#### Provided records

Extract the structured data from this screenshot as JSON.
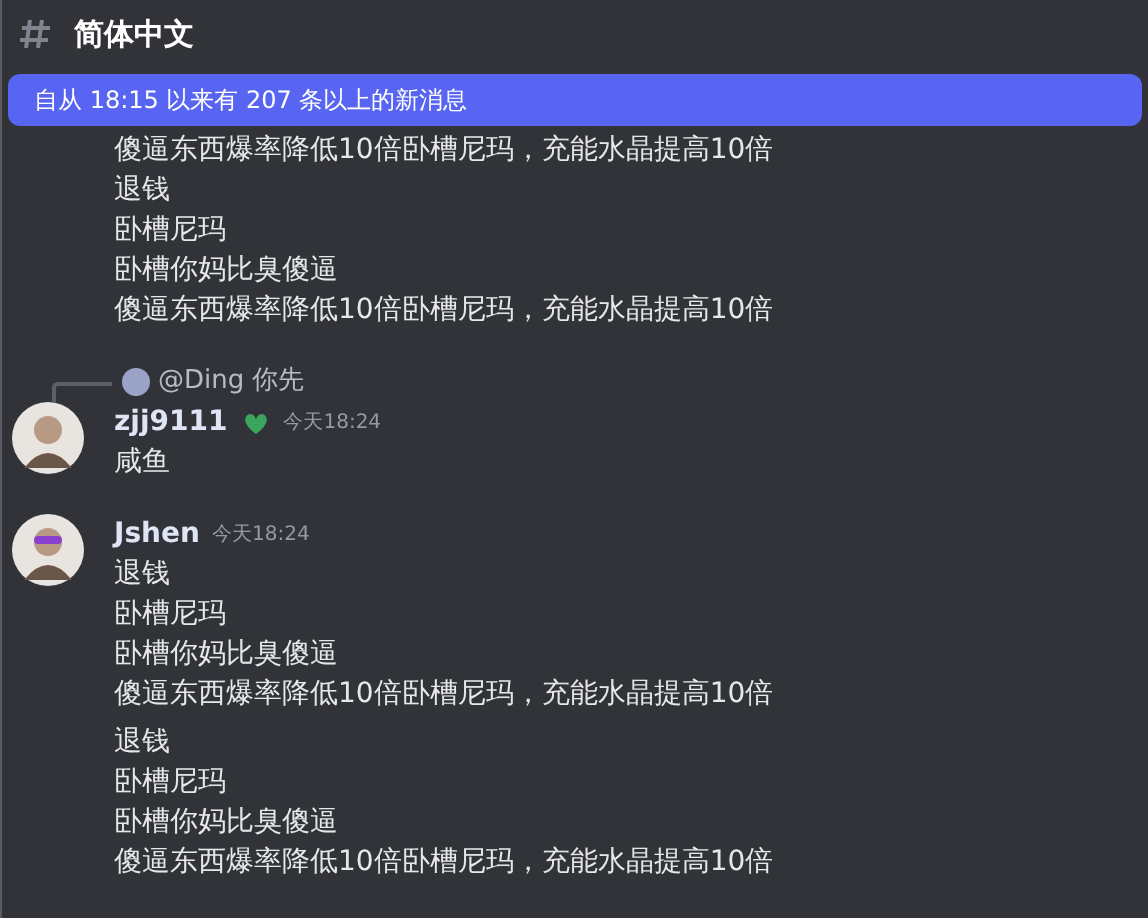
{
  "channel": {
    "name": "简体中文"
  },
  "banner": {
    "text": "自从 18:15 以来有 207 条以上的新消息"
  },
  "groups": [
    {
      "kind": "continuation",
      "blocks": [
        [
          "傻逼东西爆率降低10倍卧槽尼玛，充能水晶提高10倍",
          "退钱",
          "卧槽尼玛",
          "卧槽你妈比臭傻逼",
          "傻逼东西爆率降低10倍卧槽尼玛，充能水晶提高10倍"
        ]
      ]
    },
    {
      "kind": "message",
      "reply": {
        "author": "@Ding",
        "text": "你先"
      },
      "author": "zjj9111",
      "has_badge": true,
      "time": "今天18:24",
      "blocks": [
        [
          "咸鱼"
        ]
      ]
    },
    {
      "kind": "message",
      "author": "Jshen",
      "has_badge": false,
      "time": "今天18:24",
      "blocks": [
        [
          "退钱",
          "卧槽尼玛",
          "卧槽你妈比臭傻逼",
          "傻逼东西爆率降低10倍卧槽尼玛，充能水晶提高10倍"
        ],
        [
          "退钱",
          "卧槽尼玛",
          "卧槽你妈比臭傻逼",
          "傻逼东西爆率降低10倍卧槽尼玛，充能水晶提高10倍"
        ]
      ]
    }
  ]
}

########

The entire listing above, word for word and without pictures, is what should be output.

• Solution to this task
Extract the structured data from this screenshot as JSON.
{
  "channel": {
    "name": "简体中文"
  },
  "banner": {
    "text": "自从 18:15 以来有 207 条以上的新消息"
  },
  "groups": [
    {
      "kind": "continuation",
      "blocks": [
        [
          "傻逼东西爆率降低10倍卧槽尼玛，充能水晶提高10倍",
          "退钱",
          "卧槽尼玛",
          "卧槽你妈比臭傻逼",
          "傻逼东西爆率降低10倍卧槽尼玛，充能水晶提高10倍"
        ]
      ]
    },
    {
      "kind": "message",
      "reply": {
        "author": "@Ding",
        "text": "你先"
      },
      "author": "zjj9111",
      "has_badge": true,
      "time": "今天18:24",
      "blocks": [
        [
          "咸鱼"
        ]
      ]
    },
    {
      "kind": "message",
      "author": "Jshen",
      "has_badge": false,
      "time": "今天18:24",
      "blocks": [
        [
          "退钱",
          "卧槽尼玛",
          "卧槽你妈比臭傻逼",
          "傻逼东西爆率降低10倍卧槽尼玛，充能水晶提高10倍"
        ],
        [
          "退钱",
          "卧槽尼玛",
          "卧槽你妈比臭傻逼",
          "傻逼东西爆率降低10倍卧槽尼玛，充能水晶提高10倍"
        ]
      ]
    }
  ]
}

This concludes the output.